TASK INSTRUCTIONS: From the entries that follow, list every line in which the string "image" appears.

......

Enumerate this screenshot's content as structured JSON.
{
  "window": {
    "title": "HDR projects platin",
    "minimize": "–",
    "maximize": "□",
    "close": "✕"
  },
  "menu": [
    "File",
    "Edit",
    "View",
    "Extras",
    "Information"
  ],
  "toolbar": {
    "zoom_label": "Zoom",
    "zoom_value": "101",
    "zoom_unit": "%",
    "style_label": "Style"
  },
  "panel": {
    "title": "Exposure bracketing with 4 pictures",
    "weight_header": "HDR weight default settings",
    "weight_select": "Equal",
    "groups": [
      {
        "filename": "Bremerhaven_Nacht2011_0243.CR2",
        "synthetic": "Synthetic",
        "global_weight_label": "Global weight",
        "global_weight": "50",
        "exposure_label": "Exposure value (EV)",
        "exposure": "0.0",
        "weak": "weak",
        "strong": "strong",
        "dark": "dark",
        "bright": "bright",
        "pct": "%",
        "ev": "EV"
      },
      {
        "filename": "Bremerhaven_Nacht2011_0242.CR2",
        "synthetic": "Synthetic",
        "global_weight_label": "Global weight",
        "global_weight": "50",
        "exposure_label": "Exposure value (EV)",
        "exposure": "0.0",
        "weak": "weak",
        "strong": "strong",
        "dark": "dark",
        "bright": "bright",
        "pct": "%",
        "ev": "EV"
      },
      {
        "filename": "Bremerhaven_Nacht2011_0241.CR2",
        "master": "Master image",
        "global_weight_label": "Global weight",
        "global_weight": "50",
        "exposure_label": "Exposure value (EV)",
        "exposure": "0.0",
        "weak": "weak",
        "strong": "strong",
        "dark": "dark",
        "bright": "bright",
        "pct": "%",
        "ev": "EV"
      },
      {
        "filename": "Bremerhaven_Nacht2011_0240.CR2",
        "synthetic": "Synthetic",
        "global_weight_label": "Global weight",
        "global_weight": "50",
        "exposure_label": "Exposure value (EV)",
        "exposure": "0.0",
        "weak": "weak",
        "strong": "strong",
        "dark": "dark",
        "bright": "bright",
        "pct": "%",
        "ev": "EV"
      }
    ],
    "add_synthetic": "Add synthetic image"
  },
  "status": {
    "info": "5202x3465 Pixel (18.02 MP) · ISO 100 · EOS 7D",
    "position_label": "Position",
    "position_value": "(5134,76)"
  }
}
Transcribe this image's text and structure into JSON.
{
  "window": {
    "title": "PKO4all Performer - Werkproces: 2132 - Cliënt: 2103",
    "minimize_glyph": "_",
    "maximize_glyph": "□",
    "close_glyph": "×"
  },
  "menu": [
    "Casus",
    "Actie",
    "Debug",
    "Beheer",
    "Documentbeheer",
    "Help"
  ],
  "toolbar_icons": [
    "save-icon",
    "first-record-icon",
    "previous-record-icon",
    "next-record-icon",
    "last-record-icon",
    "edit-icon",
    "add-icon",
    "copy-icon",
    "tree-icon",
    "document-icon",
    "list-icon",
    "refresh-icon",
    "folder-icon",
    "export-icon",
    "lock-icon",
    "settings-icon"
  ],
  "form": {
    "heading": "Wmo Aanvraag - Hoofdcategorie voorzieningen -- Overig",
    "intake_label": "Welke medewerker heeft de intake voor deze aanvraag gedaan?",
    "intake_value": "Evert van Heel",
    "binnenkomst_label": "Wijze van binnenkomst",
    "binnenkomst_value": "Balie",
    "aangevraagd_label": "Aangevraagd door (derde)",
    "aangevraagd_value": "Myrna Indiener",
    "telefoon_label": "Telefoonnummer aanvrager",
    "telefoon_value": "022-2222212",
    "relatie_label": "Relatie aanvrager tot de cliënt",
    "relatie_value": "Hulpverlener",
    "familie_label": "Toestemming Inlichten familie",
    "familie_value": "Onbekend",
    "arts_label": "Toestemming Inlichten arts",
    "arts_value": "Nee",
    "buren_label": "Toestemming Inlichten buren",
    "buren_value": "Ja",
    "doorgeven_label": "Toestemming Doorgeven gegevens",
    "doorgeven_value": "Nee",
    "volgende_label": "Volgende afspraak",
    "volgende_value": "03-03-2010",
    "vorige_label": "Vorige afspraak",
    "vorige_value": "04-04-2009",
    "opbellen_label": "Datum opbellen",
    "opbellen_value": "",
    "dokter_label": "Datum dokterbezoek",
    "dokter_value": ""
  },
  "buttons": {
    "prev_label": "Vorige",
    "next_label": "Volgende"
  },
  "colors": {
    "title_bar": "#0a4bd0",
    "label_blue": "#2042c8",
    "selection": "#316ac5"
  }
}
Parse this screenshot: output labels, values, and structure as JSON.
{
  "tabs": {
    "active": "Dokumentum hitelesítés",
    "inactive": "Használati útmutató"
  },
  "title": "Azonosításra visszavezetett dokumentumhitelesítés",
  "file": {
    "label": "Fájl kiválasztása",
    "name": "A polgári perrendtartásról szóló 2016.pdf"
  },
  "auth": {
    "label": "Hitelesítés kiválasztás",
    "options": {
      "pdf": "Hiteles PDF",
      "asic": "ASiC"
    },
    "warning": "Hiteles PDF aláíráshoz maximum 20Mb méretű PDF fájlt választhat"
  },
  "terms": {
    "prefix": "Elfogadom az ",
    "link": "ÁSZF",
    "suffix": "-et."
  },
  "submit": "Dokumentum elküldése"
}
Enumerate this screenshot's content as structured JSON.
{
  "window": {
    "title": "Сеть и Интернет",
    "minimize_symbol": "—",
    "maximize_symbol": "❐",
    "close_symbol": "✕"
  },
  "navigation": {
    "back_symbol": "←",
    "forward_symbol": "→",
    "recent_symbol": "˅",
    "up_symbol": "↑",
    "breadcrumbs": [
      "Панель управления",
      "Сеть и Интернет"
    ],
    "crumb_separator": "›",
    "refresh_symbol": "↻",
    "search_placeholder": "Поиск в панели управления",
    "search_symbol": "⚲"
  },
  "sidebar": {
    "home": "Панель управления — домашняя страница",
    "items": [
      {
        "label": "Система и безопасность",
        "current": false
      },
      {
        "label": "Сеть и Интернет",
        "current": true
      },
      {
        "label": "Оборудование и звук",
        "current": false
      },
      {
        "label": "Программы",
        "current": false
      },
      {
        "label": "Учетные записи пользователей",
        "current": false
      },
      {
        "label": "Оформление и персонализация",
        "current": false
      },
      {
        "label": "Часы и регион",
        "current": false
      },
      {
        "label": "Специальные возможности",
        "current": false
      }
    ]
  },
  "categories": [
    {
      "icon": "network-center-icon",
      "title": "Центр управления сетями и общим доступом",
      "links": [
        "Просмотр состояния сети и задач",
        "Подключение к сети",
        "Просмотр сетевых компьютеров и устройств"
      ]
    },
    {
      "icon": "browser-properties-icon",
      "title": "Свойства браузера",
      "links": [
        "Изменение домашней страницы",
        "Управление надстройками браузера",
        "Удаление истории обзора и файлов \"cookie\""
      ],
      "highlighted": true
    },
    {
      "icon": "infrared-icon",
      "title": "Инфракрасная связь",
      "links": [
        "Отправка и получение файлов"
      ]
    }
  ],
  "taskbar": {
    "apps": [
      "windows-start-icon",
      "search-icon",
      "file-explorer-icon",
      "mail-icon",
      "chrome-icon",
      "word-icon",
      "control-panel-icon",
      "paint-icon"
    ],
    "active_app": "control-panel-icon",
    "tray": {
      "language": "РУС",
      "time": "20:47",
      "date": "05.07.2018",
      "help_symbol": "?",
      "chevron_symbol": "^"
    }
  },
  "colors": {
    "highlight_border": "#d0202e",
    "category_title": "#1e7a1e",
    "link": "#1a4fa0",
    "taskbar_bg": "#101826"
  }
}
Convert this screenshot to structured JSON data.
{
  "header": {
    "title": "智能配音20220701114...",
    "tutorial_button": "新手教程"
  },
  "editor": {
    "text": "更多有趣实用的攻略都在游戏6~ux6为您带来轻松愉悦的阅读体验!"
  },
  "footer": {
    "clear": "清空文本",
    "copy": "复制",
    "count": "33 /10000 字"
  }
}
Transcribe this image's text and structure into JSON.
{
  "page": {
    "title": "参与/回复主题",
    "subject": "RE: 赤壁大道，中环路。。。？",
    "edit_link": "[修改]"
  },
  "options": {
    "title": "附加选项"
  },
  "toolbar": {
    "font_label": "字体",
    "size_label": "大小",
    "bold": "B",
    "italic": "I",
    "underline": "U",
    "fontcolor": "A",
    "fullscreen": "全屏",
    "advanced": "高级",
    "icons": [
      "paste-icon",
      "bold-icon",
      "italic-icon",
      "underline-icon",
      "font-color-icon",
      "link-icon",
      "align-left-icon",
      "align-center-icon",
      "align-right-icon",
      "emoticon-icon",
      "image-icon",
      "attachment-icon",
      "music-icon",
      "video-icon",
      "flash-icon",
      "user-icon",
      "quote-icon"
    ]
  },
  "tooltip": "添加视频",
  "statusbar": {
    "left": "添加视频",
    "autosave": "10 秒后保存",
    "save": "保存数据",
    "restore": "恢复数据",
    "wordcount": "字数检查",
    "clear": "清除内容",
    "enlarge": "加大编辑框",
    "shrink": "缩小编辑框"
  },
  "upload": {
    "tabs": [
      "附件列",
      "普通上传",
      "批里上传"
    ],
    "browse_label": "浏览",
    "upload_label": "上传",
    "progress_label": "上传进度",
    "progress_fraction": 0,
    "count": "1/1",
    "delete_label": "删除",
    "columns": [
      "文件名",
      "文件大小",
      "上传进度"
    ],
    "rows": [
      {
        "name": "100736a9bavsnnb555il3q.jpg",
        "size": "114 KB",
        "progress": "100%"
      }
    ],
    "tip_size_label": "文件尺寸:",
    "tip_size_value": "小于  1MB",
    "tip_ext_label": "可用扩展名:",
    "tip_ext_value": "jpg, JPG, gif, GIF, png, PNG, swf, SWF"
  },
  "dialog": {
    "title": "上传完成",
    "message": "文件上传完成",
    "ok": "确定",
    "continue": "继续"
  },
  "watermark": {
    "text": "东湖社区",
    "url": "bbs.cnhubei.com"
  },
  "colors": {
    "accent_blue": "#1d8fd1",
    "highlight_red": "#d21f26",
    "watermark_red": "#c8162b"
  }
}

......

EXERCISE RESULT:
        "master": "Master image",
    "add_synthetic": "Add synthetic image"
Transcribe this image's text and structure into JSON.
Transcribe this image's text and structure into JSON.
      "image-icon",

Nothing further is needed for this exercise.